*** Opening of The data ***

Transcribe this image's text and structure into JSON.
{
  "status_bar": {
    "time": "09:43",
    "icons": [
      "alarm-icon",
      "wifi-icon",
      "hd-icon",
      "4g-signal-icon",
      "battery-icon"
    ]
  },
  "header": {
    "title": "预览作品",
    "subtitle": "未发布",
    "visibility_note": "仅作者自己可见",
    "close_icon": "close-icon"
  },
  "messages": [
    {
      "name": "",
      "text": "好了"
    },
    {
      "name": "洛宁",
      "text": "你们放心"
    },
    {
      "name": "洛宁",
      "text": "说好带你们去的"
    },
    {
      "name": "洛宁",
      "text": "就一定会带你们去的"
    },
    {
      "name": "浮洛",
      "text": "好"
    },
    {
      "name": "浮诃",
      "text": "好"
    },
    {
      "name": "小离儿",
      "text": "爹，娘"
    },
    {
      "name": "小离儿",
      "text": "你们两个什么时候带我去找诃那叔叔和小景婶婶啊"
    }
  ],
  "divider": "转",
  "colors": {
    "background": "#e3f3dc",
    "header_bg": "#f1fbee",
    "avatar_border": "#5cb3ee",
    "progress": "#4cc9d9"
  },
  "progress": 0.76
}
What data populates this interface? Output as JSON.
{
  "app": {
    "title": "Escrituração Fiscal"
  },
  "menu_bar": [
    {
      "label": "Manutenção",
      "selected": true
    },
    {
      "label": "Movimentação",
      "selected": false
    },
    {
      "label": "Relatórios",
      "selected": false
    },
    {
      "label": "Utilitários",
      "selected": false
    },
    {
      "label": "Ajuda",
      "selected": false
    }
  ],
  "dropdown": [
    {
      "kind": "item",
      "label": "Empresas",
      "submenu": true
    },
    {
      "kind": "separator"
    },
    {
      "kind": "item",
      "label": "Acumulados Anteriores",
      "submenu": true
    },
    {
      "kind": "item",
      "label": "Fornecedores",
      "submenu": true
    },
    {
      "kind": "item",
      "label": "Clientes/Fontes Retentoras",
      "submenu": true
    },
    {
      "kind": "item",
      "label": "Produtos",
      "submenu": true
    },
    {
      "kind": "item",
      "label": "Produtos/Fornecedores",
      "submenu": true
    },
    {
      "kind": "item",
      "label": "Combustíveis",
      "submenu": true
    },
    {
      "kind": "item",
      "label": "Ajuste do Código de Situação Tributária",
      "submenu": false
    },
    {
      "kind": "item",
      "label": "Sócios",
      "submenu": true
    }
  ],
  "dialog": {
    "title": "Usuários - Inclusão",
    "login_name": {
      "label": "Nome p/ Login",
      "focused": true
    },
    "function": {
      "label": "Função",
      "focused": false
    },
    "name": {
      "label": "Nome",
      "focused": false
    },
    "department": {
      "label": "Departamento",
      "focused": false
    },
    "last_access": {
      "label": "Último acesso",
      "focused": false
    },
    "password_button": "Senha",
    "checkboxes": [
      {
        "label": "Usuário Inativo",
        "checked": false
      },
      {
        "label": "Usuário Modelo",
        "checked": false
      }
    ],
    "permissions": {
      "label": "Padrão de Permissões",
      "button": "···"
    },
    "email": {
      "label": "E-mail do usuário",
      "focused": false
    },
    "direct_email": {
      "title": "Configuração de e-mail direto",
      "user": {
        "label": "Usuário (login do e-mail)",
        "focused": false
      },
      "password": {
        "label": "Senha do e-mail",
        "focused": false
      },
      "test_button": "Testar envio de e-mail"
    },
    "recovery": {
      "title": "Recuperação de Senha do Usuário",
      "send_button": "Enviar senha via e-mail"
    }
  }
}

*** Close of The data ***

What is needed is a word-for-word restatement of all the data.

Transcribe this image's text and structure into JSON.
{
  "status_bar": {
    "time": "09:43",
    "icons": [
      "alarm-icon",
      "wifi-icon",
      "hd-icon",
      "4g-signal-icon",
      "battery-icon"
    ]
  },
  "header": {
    "title": "预览作品",
    "subtitle": "未发布",
    "visibility_note": "仅作者自己可见",
    "close_icon": "close-icon"
  },
  "messages": [
    {
      "name": "",
      "text": "好了"
    },
    {
      "name": "洛宁",
      "text": "你们放心"
    },
    {
      "name": "洛宁",
      "text": "说好带你们去的"
    },
    {
      "name": "洛宁",
      "text": "就一定会带你们去的"
    },
    {
      "name": "浮洛",
      "text": "好"
    },
    {
      "name": "浮诃",
      "text": "好"
    },
    {
      "name": "小离儿",
      "text": "爹，娘"
    },
    {
      "name": "小离儿",
      "text": "你们两个什么时候带我去找诃那叔叔和小景婶婶啊"
    }
  ],
  "divider": "转",
  "colors": {
    "background": "#e3f3dc",
    "header_bg": "#f1fbee",
    "avatar_border": "#5cb3ee",
    "progress": "#4cc9d9"
  },
  "progress": 0.76
}
What data populates this interface? Output as JSON.
{
  "app": {
    "title": "Escrituração Fiscal"
  },
  "menu_bar": [
    {
      "label": "Manutenção",
      "selected": true
    },
    {
      "label": "Movimentação",
      "selected": false
    },
    {
      "label": "Relatórios",
      "selected": false
    },
    {
      "label": "Utilitários",
      "selected": false
    },
    {
      "label": "Ajuda",
      "selected": false
    }
  ],
  "dropdown": [
    {
      "kind": "item",
      "label": "Empresas",
      "submenu": true
    },
    {
      "kind": "separator"
    },
    {
      "kind": "item",
      "label": "Acumulados Anteriores",
      "submenu": true
    },
    {
      "kind": "item",
      "label": "Fornecedores",
      "submenu": true
    },
    {
      "kind": "item",
      "label": "Clientes/Fontes Retentoras",
      "submenu": true
    },
    {
      "kind": "item",
      "label": "Produtos",
      "submenu": true
    },
    {
      "kind": "item",
      "label": "Produtos/Fornecedores",
      "submenu": true
    },
    {
      "kind": "item",
      "label": "Combustíveis",
      "submenu": true
    },
    {
      "kind": "item",
      "label": "Ajuste do Código de Situação Tributária",
      "submenu": false
    },
    {
      "kind": "item",
      "label": "Sócios",
      "submenu": true
    }
  ],
  "dialog": {
    "title": "Usuários - Inclusão",
    "login_name": {
      "label": "Nome p/ Login",
      "focused": true
    },
    "function": {
      "label": "Função",
      "focused": false
    },
    "name": {
      "label": "Nome",
      "focused": false
    },
    "department": {
      "label": "Departamento",
      "focused": false
    },
    "last_access": {
      "label": "Último acesso",
      "focused": false
    },
    "password_button": "Senha",
    "checkboxes": [
      {
        "label": "Usuário Inativo",
        "checked": false
      },
      {
        "label": "Usuário Modelo",
        "checked": false
      }
    ],
    "permissions": {
      "label": "Padrão de Permissões",
      "button": "···"
    },
    "email": {
      "label": "E-mail do usuário",
      "focused": false
    },
    "direct_email": {
      "title": "Configuração de e-mail direto",
      "user": {
        "label": "Usuário (login do e-mail)",
        "focused": false
      },
      "password": {
        "label": "Senha do e-mail",
        "focused": false
      },
      "test_button": "Testar envio de e-mail"
    },
    "recovery": {
      "title": "Recuperação de Senha do Usuário",
      "send_button": "Enviar senha via e-mail"
    }
  }
}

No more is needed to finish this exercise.